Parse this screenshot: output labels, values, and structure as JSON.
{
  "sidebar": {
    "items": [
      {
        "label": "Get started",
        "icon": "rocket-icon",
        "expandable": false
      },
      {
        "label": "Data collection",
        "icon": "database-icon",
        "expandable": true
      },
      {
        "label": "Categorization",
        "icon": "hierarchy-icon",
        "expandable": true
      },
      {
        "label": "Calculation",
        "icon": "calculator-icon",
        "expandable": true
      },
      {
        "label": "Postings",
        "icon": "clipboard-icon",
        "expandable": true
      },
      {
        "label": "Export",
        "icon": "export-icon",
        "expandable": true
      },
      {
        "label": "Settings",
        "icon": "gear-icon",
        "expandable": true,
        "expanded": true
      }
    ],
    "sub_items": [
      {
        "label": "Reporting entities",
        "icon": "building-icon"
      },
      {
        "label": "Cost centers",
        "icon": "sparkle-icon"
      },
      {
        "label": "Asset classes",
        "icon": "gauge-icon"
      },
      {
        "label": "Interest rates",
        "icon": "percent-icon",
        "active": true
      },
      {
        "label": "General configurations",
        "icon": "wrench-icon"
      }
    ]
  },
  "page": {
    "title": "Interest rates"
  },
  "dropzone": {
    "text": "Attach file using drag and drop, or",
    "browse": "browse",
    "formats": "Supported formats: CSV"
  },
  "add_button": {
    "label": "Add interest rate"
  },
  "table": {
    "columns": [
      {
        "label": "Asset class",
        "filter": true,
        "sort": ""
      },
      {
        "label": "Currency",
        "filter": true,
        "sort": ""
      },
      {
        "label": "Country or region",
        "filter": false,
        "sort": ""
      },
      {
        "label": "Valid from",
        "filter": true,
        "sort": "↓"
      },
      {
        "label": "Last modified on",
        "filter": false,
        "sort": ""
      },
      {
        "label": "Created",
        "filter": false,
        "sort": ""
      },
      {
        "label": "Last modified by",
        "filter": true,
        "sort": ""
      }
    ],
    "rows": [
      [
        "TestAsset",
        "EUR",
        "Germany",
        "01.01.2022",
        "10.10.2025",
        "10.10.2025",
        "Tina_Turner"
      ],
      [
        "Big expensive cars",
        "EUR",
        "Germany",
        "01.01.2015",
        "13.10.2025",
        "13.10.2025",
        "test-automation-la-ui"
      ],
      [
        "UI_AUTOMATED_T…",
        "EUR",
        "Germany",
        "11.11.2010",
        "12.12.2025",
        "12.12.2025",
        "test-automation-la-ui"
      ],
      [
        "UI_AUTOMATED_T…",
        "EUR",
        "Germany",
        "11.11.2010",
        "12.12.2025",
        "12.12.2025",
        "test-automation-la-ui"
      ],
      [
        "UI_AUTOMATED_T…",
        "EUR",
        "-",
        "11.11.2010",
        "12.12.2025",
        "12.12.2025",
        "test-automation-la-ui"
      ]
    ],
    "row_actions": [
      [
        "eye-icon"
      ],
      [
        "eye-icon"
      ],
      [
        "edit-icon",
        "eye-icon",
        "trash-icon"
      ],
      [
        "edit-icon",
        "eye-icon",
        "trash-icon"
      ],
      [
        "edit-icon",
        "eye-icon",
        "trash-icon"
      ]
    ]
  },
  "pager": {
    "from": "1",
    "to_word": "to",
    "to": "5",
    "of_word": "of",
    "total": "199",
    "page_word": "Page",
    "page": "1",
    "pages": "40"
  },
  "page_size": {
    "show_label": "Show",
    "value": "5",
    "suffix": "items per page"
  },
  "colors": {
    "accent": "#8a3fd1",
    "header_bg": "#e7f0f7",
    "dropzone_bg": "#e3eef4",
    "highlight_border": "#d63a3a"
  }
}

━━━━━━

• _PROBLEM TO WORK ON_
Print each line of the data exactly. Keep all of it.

• _REPLY TO THE TASK_
Parse this screenshot: output labels, values, and structure as JSON.
{
  "sidebar": {
    "items": [
      {
        "label": "Get started",
        "icon": "rocket-icon",
        "expandable": false
      },
      {
        "label": "Data collection",
        "icon": "database-icon",
        "expandable": true
      },
      {
        "label": "Categorization",
        "icon": "hierarchy-icon",
        "expandable": true
      },
      {
        "label": "Calculation",
        "icon": "calculator-icon",
        "expandable": true
      },
      {
        "label": "Postings",
        "icon": "clipboard-icon",
        "expandable": true
      },
      {
        "label": "Export",
        "icon": "export-icon",
        "expandable": true
      },
      {
        "label": "Settings",
        "icon": "gear-icon",
        "expandable": true,
        "expanded": true
      }
    ],
    "sub_items": [
      {
        "label": "Reporting entities",
        "icon": "building-icon"
      },
      {
        "label": "Cost centers",
        "icon": "sparkle-icon"
      },
      {
        "label": "Asset classes",
        "icon": "gauge-icon"
      },
      {
        "label": "Interest rates",
        "icon": "percent-icon",
        "active": true
      },
      {
        "label": "General configurations",
        "icon": "wrench-icon"
      }
    ]
  },
  "page": {
    "title": "Interest rates"
  },
  "dropzone": {
    "text": "Attach file using drag and drop, or",
    "browse": "browse",
    "formats": "Supported formats: CSV"
  },
  "add_button": {
    "label": "Add interest rate"
  },
  "table": {
    "columns": [
      {
        "label": "Asset class",
        "filter": true,
        "sort": ""
      },
      {
        "label": "Currency",
        "filter": true,
        "sort": ""
      },
      {
        "label": "Country or region",
        "filter": false,
        "sort": ""
      },
      {
        "label": "Valid from",
        "filter": true,
        "sort": "↓"
      },
      {
        "label": "Last modified on",
        "filter": false,
        "sort": ""
      },
      {
        "label": "Created",
        "filter": false,
        "sort": ""
      },
      {
        "label": "Last modified by",
        "filter": true,
        "sort": ""
      }
    ],
    "rows": [
      [
        "TestAsset",
        "EUR",
        "Germany",
        "01.01.2022",
        "10.10.2025",
        "10.10.2025",
        "Tina_Turner"
      ],
      [
        "Big expensive cars",
        "EUR",
        "Germany",
        "01.01.2015",
        "13.10.2025",
        "13.10.2025",
        "test-automation-la-ui"
      ],
      [
        "UI_AUTOMATED_T…",
        "EUR",
        "Germany",
        "11.11.2010",
        "12.12.2025",
        "12.12.2025",
        "test-automation-la-ui"
      ],
      [
        "UI_AUTOMATED_T…",
        "EUR",
        "Germany",
        "11.11.2010",
        "12.12.2025",
        "12.12.2025",
        "test-automation-la-ui"
      ],
      [
        "UI_AUTOMATED_T…",
        "EUR",
        "-",
        "11.11.2010",
        "12.12.2025",
        "12.12.2025",
        "test-automation-la-ui"
      ]
    ],
    "row_actions": [
      [
        "eye-icon"
      ],
      [
        "eye-icon"
      ],
      [
        "edit-icon",
        "eye-icon",
        "trash-icon"
      ],
      [
        "edit-icon",
        "eye-icon",
        "trash-icon"
      ],
      [
        "edit-icon",
        "eye-icon",
        "trash-icon"
      ]
    ]
  },
  "pager": {
    "from": "1",
    "to_word": "to",
    "to": "5",
    "of_word": "of",
    "total": "199",
    "page_word": "Page",
    "page": "1",
    "pages": "40"
  },
  "page_size": {
    "show_label": "Show",
    "value": "5",
    "suffix": "items per page"
  },
  "colors": {
    "accent": "#8a3fd1",
    "header_bg": "#e7f0f7",
    "dropzone_bg": "#e3eef4",
    "highlight_border": "#d63a3a"
  }
}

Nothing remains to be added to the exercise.